Sunday 19 Aug 2018 | 17:12 | SYDNEY
Sunday 19 Aug 2018 | 17:12 | SYDNEY

Droning on

This post is part of the Remote-control warfare debate thread. To read other posts in this debate, click here.

5 May 2010 11:06

This post is part of the Remote-control warfare debate thread. To read other posts in this debate, click here.

James Brown has worked as an Australian Defence Force officer and completed his Masters in Strategic Studies in 2009. These are his personal views.

The recent posts on the use of predator drones draw out three key issues. Firstly, are they legal or ethical? Secondly, are they effective? Finally, and quite bizarrely, is fighting with drones manly, courageous, or honourable?

Let me consider the last point first.
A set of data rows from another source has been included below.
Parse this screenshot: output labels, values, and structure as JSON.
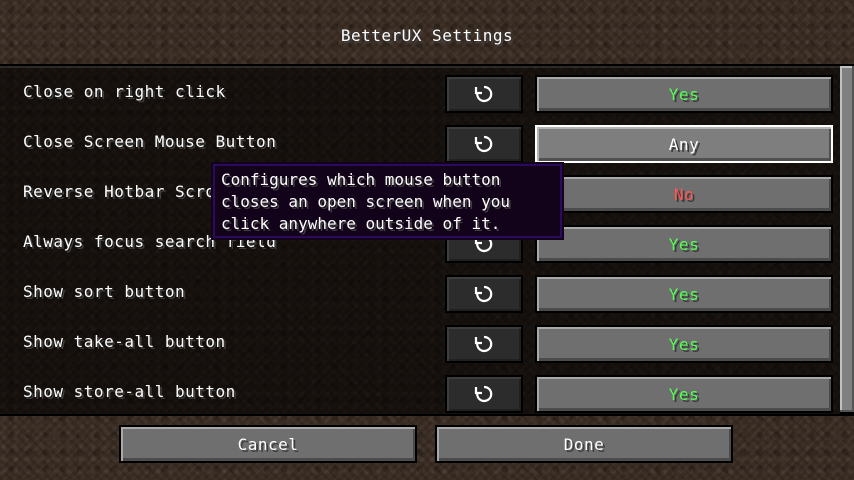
{
  "screen": {
    "title": "BetterUX Settings"
  },
  "options": [
    {
      "label": "Close on right click",
      "value": "Yes",
      "value_color": "#55ff55"
    },
    {
      "label": "Close Screen Mouse Button",
      "value": "Any",
      "value_color": "#ffffff"
    },
    {
      "label": "Reverse Hotbar Scroll",
      "value": "No",
      "value_color": "#ff5555"
    },
    {
      "label": "Always focus search field",
      "value": "Yes",
      "value_color": "#55ff55"
    },
    {
      "label": "Show sort button",
      "value": "Yes",
      "value_color": "#55ff55"
    },
    {
      "label": "Show take-all button",
      "value": "Yes",
      "value_color": "#55ff55"
    },
    {
      "label": "Show store-all button",
      "value": "Yes",
      "value_color": "#55ff55"
    }
  ],
  "reset_icon": "reset-arrow-icon",
  "tooltip": {
    "lines": [
      "Configures which mouse button",
      "closes an open screen when you",
      "click anywhere outside of it."
    ]
  },
  "footer": {
    "cancel_label": "Cancel",
    "done_label": "Done"
  }
}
Christina Enemark mentioned that 'the use of drones potentially challenges traditional notions of honour, courage and masculinity'. In the considerable time I’ve spent talking to drone jockeys and targeteers none of those concepts have been important factors in how they do their job. Those operators are happy to leave pontificating on masculinity to poets, philosophers, and singer-songwriters. Drone pilots derive the same professional satisfaction from making tough decisions under demanding circumstances as any other professional. They don’t drive home through the Nevada desert feeling that they haven’t done their bit in the war.
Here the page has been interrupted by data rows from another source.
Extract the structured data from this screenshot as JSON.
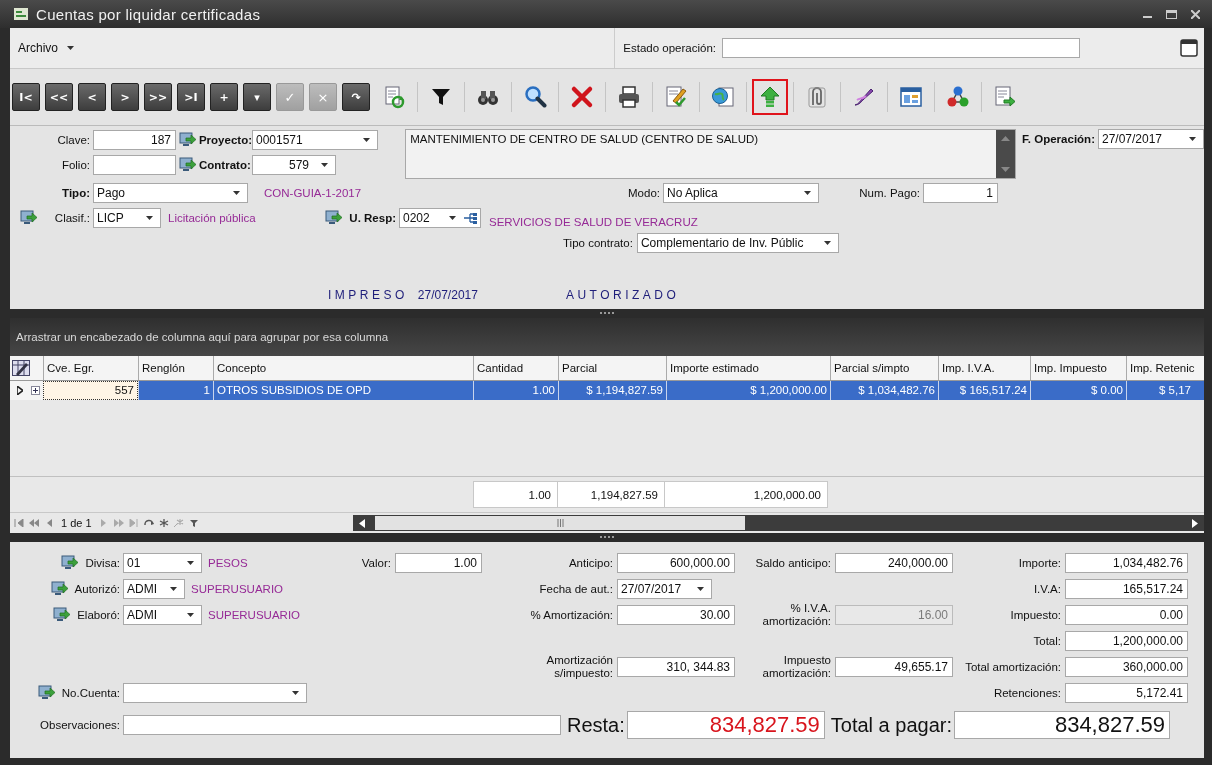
{
  "window": {
    "title": "Cuentas por liquidar certificadas"
  },
  "menu": {
    "archivo": "Archivo",
    "estado_label": "Estado operación:"
  },
  "toolbar": {
    "nav_buttons": [
      {
        "label": "I<",
        "disabled": false
      },
      {
        "label": "<<",
        "disabled": false
      },
      {
        "label": "<",
        "disabled": false
      },
      {
        "label": ">",
        "disabled": false
      },
      {
        "label": ">>",
        "disabled": false
      },
      {
        "label": ">I",
        "disabled": false
      },
      {
        "label": "+",
        "disabled": false
      },
      {
        "label": "▾",
        "disabled": false
      },
      {
        "label": "✓",
        "disabled": true
      },
      {
        "label": "×",
        "disabled": true
      },
      {
        "label": "↷",
        "disabled": false
      }
    ],
    "tools": [
      {
        "highlighted": false
      },
      {
        "highlighted": false
      },
      {
        "highlighted": false
      },
      {
        "highlighted": false
      },
      {
        "highlighted": false
      },
      {
        "highlighted": false
      },
      {
        "highlighted": false
      },
      {
        "highlighted": false
      },
      {
        "highlighted": true
      },
      {
        "highlighted": false
      },
      {
        "highlighted": false
      },
      {
        "highlighted": false
      },
      {
        "highlighted": false
      },
      {
        "highlighted": false
      }
    ]
  },
  "header": {
    "clave": {
      "label": "Clave:",
      "value": "187"
    },
    "folio": {
      "label": "Folio:"
    },
    "proyecto": {
      "label": "Proyecto:",
      "value": "0001571"
    },
    "contrato": {
      "label": "Contrato:",
      "value": "579"
    },
    "descripcion": "MANTENIMIENTO DE CENTRO DE SALUD (CENTRO DE SALUD)",
    "f_operacion": {
      "label": "F. Operación:",
      "value": "27/07/2017"
    },
    "tipo": {
      "label": "Tipo:",
      "value": "Pago"
    },
    "guia": "CON-GUIA-1-2017",
    "modo": {
      "label": "Modo:",
      "value": "No Aplica"
    },
    "num_pago": {
      "label": "Num. Pago:",
      "value": "1"
    },
    "clasif": {
      "label": "Clasif.:",
      "value": "LICP",
      "description": "Licitación pública"
    },
    "u_resp": {
      "label": "U. Resp:",
      "value": "0202",
      "description": "SERVICIOS DE SALUD DE VERACRUZ"
    },
    "tipo_contrato": {
      "label": "Tipo contrato:",
      "value": "Complementario de Inv. Públic"
    },
    "impreso": "IMPRESO",
    "impreso_fecha": "27/07/2017",
    "autorizado": "AUTORIZADO"
  },
  "grid": {
    "group_hint": "Arrastrar un encabezado de columna aquí para agrupar por esa columna",
    "columns": [
      "Cve. Egr.",
      "Renglón",
      "Concepto",
      "Cantidad",
      "Parcial",
      "Importe estimado",
      "Parcial s/impto",
      "Imp. I.V.A.",
      "Imp. Impuesto",
      "Imp. Retenic"
    ],
    "rows": [
      {
        "selected": true,
        "cells": [
          {
            "text": "557",
            "focused": true
          },
          {
            "text": "1",
            "focused": false
          },
          {
            "text": "OTROS SUBSIDIOS DE OPD",
            "focused": false
          },
          {
            "text": "1.00",
            "focused": false
          },
          {
            "text": "$ 1,194,827.59",
            "focused": false
          },
          {
            "text": "$ 1,200,000.00",
            "focused": false
          },
          {
            "text": "$ 1,034,482.76",
            "focused": false
          },
          {
            "text": "$ 165,517.24",
            "focused": false
          },
          {
            "text": "$ 0.00",
            "focused": false
          },
          {
            "text": "$ 5,17",
            "focused": false
          }
        ]
      }
    ],
    "totals": [
      "1.00",
      "1,194,827.59",
      "1,200,000.00"
    ],
    "pager": "1 de 1"
  },
  "footer": {
    "divisa": {
      "label": "Divisa:",
      "value": "01",
      "description": "PESOS"
    },
    "valor": {
      "label": "Valor:",
      "value": "1.00"
    },
    "autorizo": {
      "label": "Autorizó:",
      "value": "ADMI",
      "description": "SUPERUSUARIO"
    },
    "elaboro": {
      "label": "Elaboró:",
      "value": "ADMI",
      "description": "SUPERUSUARIO"
    },
    "no_cuenta": {
      "label": "No.Cuenta:"
    },
    "observaciones": {
      "label": "Observaciones:"
    },
    "anticipo": {
      "label": "Anticipo:",
      "value": "600,000.00"
    },
    "fecha_aut": {
      "label": "Fecha de aut.:",
      "value": "27/07/2017"
    },
    "pct_amortizacion": {
      "label": "% Amortización:",
      "value": "30.00"
    },
    "amortizacion_s_impuesto": {
      "label": "Amortización s/impuesto:",
      "value": "310, 344.83"
    },
    "saldo_anticipo": {
      "label": "Saldo anticipo:",
      "value": "240,000.00"
    },
    "pct_iva_amortizacion": {
      "label": "% I.V.A. amortización:",
      "value": "16.00",
      "disabled": true
    },
    "impuesto_amortizacion": {
      "label": "Impuesto amortización:",
      "value": "49,655.17"
    },
    "totals": [
      {
        "label": "Importe:",
        "value": "1,034,482.76"
      },
      {
        "label": "I.V.A:",
        "value": "165,517.24"
      },
      {
        "label": "Impuesto:",
        "value": "0.00"
      },
      {
        "label": "Total:",
        "value": "1,200,000.00"
      },
      {
        "label": "Total amortización:",
        "value": "360,000.00"
      },
      {
        "label": "Retenciones:",
        "value": "5,172.41"
      }
    ],
    "resta": {
      "label": "Resta:",
      "value": "834,827.59"
    },
    "total_a_pagar": {
      "label": "Total a pagar:",
      "value": "834,827.59"
    }
  }
}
The legality of drone strikes is a more intriguing question. Enemark quotes The UN Special Rapporteur on Extrajudicial Executions who states that 'Predators are being operated in a framework which may well violate international humanitarian law and international human rights law' — a conclusion Philip Alston came to after a total of 11 days on the ground in Afghanistan in 2008. Alston’s report draws heavily from this ICRC report, which itself is based on outdated international humanitarian law framed with a WW2-like battlefield in mind.

The test of whether someone is a targetable combatant is whether they are directly participating in hostilities. State Department legal expert Harold Koh mentions here the robust processes which determine who will be targeted for drone strikes. Coalition targeting approval processes in Afghanistan are extremely rigid, with multiple levels of internal military and external civilian oversight —including now the Afghan government. The problem in understanding these processes is that Jack Bauer and other TV heroes have conditioned us to expect that drone strikes occur instantaneously and easily. This is far from the truth. Like all other aspects of war, drone operations require plenty of detailed planning, patience, and a degree of good luck.

Philip Alston’s problem with drone operations seems to be less that the US doesn’t have robust targeting processes, and more that he doesn’t have access to them. Nor should he. Professor Alston is an expert in many things but sensitive intelligence source handling is not one of them. If Alston wants to understand how drone targets are selected, he should join the military or run for political office.

Enemark notes arguments that suggest drone strikes are ineffective because they create a siege mentality amongst Pakistani citizens, lack a concurrent information campaign, and ultimately only temporarily reduce insurgent leadership capacity. I wholeheartedly agree on the second point. I’d argue though that the siege mentality in Pakistan comes more from constant insurgent attacks in Pakistan’s towns and cities than from drone strikes in sparsely populated and inaccessible areas in the North West provinces. The suggestion that drone strikes provide little disruption to enemy operations is misguided. Drone strikes and surveillance place constant pressure on insurgent networks — forcing them into extremely complex procedures to carry out their everyday business. When drone strikes decapitate terrorist and insurgent leadership figures, the disruption to enemy networks buys space and time for conventional military operations inside Afghanistan.

Decisions on the use of drone strikes don’t occur in a vacuum. They are made by professionals acutely sensitive to the issue of civilian casualties. They are also made with an excruciatingly aware consideration of the military alternatives. Ethical and legal debates over the use of remotely piloted drones are important, but shouldn’t neglect a consideration of the practical alternative military courses of action. Nor should they fail to consider the consequences if the military didn’t act at all.

Photo by Flickr user dragsterhund, used under a Creative Commons licence.